▶ Assignment
Word for word, output the data that follows.
——
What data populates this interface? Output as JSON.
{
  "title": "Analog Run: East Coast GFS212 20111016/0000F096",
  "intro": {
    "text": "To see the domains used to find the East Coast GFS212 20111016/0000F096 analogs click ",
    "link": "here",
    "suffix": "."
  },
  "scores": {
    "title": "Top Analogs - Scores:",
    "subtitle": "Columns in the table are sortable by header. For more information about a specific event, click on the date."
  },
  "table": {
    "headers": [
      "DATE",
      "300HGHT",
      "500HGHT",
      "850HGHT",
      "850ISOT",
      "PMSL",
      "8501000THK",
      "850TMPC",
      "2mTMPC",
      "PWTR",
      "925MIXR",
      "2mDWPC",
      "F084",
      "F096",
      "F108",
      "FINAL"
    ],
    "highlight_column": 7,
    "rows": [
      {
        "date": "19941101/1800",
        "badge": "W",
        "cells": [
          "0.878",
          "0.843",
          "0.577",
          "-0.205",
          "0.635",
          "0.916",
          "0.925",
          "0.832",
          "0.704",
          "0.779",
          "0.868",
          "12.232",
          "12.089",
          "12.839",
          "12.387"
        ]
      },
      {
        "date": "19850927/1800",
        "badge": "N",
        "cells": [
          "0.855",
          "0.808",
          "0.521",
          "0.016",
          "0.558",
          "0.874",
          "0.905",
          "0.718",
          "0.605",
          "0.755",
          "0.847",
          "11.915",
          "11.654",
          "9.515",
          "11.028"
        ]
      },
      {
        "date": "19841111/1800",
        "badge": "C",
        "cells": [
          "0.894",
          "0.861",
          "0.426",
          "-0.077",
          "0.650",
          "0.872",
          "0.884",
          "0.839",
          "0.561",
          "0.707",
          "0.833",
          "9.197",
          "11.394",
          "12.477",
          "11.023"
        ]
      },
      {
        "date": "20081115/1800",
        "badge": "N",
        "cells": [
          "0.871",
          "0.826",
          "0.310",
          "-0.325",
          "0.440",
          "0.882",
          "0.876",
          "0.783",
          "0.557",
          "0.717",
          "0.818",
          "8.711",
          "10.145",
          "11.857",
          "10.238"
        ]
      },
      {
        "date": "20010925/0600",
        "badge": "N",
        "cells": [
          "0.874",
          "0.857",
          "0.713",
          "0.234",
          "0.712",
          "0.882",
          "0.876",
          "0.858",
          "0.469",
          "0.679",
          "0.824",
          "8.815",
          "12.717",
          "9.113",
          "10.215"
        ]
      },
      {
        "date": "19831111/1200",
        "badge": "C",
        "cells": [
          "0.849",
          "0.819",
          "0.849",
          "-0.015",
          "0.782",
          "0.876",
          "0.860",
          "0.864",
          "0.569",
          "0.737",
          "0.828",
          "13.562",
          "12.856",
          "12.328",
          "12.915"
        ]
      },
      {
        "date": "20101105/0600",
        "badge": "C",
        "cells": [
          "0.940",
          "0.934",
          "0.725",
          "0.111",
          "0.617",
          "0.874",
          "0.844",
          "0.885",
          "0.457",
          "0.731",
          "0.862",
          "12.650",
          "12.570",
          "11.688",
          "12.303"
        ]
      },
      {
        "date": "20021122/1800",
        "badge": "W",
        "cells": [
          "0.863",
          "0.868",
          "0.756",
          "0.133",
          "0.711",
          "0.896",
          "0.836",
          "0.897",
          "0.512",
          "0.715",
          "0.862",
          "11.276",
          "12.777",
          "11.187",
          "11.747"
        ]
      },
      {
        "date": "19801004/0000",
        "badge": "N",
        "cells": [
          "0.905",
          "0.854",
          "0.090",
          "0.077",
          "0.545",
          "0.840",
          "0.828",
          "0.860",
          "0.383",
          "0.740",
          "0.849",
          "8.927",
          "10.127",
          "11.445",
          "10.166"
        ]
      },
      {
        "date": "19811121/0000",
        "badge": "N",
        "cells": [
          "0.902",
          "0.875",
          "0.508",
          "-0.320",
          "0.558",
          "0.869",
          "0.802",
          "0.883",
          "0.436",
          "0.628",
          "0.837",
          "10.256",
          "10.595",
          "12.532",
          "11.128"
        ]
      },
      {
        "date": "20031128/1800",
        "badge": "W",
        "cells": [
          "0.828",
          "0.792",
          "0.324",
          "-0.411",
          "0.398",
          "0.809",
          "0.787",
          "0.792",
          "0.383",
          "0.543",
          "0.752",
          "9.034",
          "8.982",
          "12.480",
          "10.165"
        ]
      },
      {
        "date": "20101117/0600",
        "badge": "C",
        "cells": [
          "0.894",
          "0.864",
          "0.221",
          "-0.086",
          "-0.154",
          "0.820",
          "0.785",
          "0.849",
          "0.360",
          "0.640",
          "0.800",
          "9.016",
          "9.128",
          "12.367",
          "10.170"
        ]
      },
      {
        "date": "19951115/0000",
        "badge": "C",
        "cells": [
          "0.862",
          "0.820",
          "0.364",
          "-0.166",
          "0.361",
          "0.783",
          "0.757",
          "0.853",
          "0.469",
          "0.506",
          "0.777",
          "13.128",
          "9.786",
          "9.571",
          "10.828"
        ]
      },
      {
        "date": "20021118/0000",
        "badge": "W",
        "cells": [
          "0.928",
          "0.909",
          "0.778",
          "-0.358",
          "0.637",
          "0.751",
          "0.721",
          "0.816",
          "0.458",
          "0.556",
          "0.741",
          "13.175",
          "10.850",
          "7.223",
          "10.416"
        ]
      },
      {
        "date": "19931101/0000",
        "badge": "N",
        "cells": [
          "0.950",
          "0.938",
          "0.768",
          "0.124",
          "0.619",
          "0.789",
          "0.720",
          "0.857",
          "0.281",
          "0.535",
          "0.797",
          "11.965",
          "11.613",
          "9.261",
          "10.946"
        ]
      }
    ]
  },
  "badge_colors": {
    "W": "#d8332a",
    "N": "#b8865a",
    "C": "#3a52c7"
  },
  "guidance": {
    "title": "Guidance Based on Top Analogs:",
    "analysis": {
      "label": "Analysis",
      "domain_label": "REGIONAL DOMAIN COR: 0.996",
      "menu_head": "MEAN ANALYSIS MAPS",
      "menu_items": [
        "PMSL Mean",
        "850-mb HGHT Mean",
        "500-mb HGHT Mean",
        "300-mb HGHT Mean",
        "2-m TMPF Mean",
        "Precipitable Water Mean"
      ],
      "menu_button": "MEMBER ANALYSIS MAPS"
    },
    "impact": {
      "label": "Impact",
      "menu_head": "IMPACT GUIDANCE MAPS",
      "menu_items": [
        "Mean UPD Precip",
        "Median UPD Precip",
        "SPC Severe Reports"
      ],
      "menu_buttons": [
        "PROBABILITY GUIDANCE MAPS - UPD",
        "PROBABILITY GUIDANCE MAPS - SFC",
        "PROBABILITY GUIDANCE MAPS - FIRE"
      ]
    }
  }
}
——
▶ Output for this exercise
What data populates this interface? Output as JSON.
{
  "title": "Analog Run: East Coast GFS212 20111016/0000F096",
  "intro": {
    "text": "To see the domains used to find the East Coast GFS212 20111016/0000F096 analogs click ",
    "link": "here",
    "suffix": "."
  },
  "scores": {
    "title": "Top Analogs - Scores:",
    "subtitle": "Columns in the table are sortable by header. For more information about a specific event, click on the date."
  },
  "table": {
    "headers": [
      "DATE",
      "300HGHT",
      "500HGHT",
      "850HGHT",
      "850ISOT",
      "PMSL",
      "8501000THK",
      "850TMPC",
      "2mTMPC",
      "PWTR",
      "925MIXR",
      "2mDWPC",
      "F084",
      "F096",
      "F108",
      "FINAL"
    ],
    "highlight_column": 7,
    "rows": [
      {
        "date": "19941101/1800",
        "badge": "W",
        "cells": [
          "0.878",
          "0.843",
          "0.577",
          "-0.205",
          "0.635",
          "0.916",
          "0.925",
          "0.832",
          "0.704",
          "0.779",
          "0.868",
          "12.232",
          "12.089",
          "12.839",
          "12.387"
        ]
      },
      {
        "date": "19850927/1800",
        "badge": "N",
        "cells": [
          "0.855",
          "0.808",
          "0.521",
          "0.016",
          "0.558",
          "0.874",
          "0.905",
          "0.718",
          "0.605",
          "0.755",
          "0.847",
          "11.915",
          "11.654",
          "9.515",
          "11.028"
        ]
      },
      {
        "date": "19841111/1800",
        "badge": "C",
        "cells": [
          "0.894",
          "0.861",
          "0.426",
          "-0.077",
          "0.650",
          "0.872",
          "0.884",
          "0.839",
          "0.561",
          "0.707",
          "0.833",
          "9.197",
          "11.394",
          "12.477",
          "11.023"
        ]
      },
      {
        "date": "20081115/1800",
        "badge": "N",
        "cells": [
          "0.871",
          "0.826",
          "0.310",
          "-0.325",
          "0.440",
          "0.882",
          "0.876",
          "0.783",
          "0.557",
          "0.717",
          "0.818",
          "8.711",
          "10.145",
          "11.857",
          "10.238"
        ]
      },
      {
        "date": "20010925/0600",
        "badge": "N",
        "cells": [
          "0.874",
          "0.857",
          "0.713",
          "0.234",
          "0.712",
          "0.882",
          "0.876",
          "0.858",
          "0.469",
          "0.679",
          "0.824",
          "8.815",
          "12.717",
          "9.113",
          "10.215"
        ]
      },
      {
        "date": "19831111/1200",
        "badge": "C",
        "cells": [
          "0.849",
          "0.819",
          "0.849",
          "-0.015",
          "0.782",
          "0.876",
          "0.860",
          "0.864",
          "0.569",
          "0.737",
          "0.828",
          "13.562",
          "12.856",
          "12.328",
          "12.915"
        ]
      },
      {
        "date": "20101105/0600",
        "badge": "C",
        "cells": [
          "0.940",
          "0.934",
          "0.725",
          "0.111",
          "0.617",
          "0.874",
          "0.844",
          "0.885",
          "0.457",
          "0.731",
          "0.862",
          "12.650",
          "12.570",
          "11.688",
          "12.303"
        ]
      },
      {
        "date": "20021122/1800",
        "badge": "W",
        "cells": [
          "0.863",
          "0.868",
          "0.756",
          "0.133",
          "0.711",
          "0.896",
          "0.836",
          "0.897",
          "0.512",
          "0.715",
          "0.862",
          "11.276",
          "12.777",
          "11.187",
          "11.747"
        ]
      },
      {
        "date": "19801004/0000",
        "badge": "N",
        "cells": [
          "0.905",
          "0.854",
          "0.090",
          "0.077",
          "0.545",
          "0.840",
          "0.828",
          "0.860",
          "0.383",
          "0.740",
          "0.849",
          "8.927",
          "10.127",
          "11.445",
          "10.166"
        ]
      },
      {
        "date": "19811121/0000",
        "badge": "N",
        "cells": [
          "0.902",
          "0.875",
          "0.508",
          "-0.320",
          "0.558",
          "0.869",
          "0.802",
          "0.883",
          "0.436",
          "0.628",
          "0.837",
          "10.256",
          "10.595",
          "12.532",
          "11.128"
        ]
      },
      {
        "date": "20031128/1800",
        "badge": "W",
        "cells": [
          "0.828",
          "0.792",
          "0.324",
          "-0.411",
          "0.398",
          "0.809",
          "0.787",
          "0.792",
          "0.383",
          "0.543",
          "0.752",
          "9.034",
          "8.982",
          "12.480",
          "10.165"
        ]
      },
      {
        "date": "20101117/0600",
        "badge": "C",
        "cells": [
          "0.894",
          "0.864",
          "0.221",
          "-0.086",
          "-0.154",
          "0.820",
          "0.785",
          "0.849",
          "0.360",
          "0.640",
          "0.800",
          "9.016",
          "9.128",
          "12.367",
          "10.170"
        ]
      },
      {
        "date": "19951115/0000",
        "badge": "C",
        "cells": [
          "0.862",
          "0.820",
          "0.364",
          "-0.166",
          "0.361",
          "0.783",
          "0.757",
          "0.853",
          "0.469",
          "0.506",
          "0.777",
          "13.128",
          "9.786",
          "9.571",
          "10.828"
        ]
      },
      {
        "date": "20021118/0000",
        "badge": "W",
        "cells": [
          "0.928",
          "0.909",
          "0.778",
          "-0.358",
          "0.637",
          "0.751",
          "0.721",
          "0.816",
          "0.458",
          "0.556",
          "0.741",
          "13.175",
          "10.850",
          "7.223",
          "10.416"
        ]
      },
      {
        "date": "19931101/0000",
        "badge": "N",
        "cells": [
          "0.950",
          "0.938",
          "0.768",
          "0.124",
          "0.619",
          "0.789",
          "0.720",
          "0.857",
          "0.281",
          "0.535",
          "0.797",
          "11.965",
          "11.613",
          "9.261",
          "10.946"
        ]
      }
    ]
  },
  "badge_colors": {
    "W": "#d8332a",
    "N": "#b8865a",
    "C": "#3a52c7"
  },
  "guidance": {
    "title": "Guidance Based on Top Analogs:",
    "analysis": {
      "label": "Analysis",
      "domain_label": "REGIONAL DOMAIN COR: 0.996",
      "menu_head": "MEAN ANALYSIS MAPS",
      "menu_items": [
        "PMSL Mean",
        "850-mb HGHT Mean",
        "500-mb HGHT Mean",
        "300-mb HGHT Mean",
        "2-m TMPF Mean",
        "Precipitable Water Mean"
      ],
      "menu_button": "MEMBER ANALYSIS MAPS"
    },
    "impact": {
      "label": "Impact",
      "menu_head": "IMPACT GUIDANCE MAPS",
      "menu_items": [
        "Mean UPD Precip",
        "Median UPD Precip",
        "SPC Severe Reports"
      ],
      "menu_buttons": [
        "PROBABILITY GUIDANCE MAPS - UPD",
        "PROBABILITY GUIDANCE MAPS - SFC",
        "PROBABILITY GUIDANCE MAPS - FIRE"
      ]
    }
  }
}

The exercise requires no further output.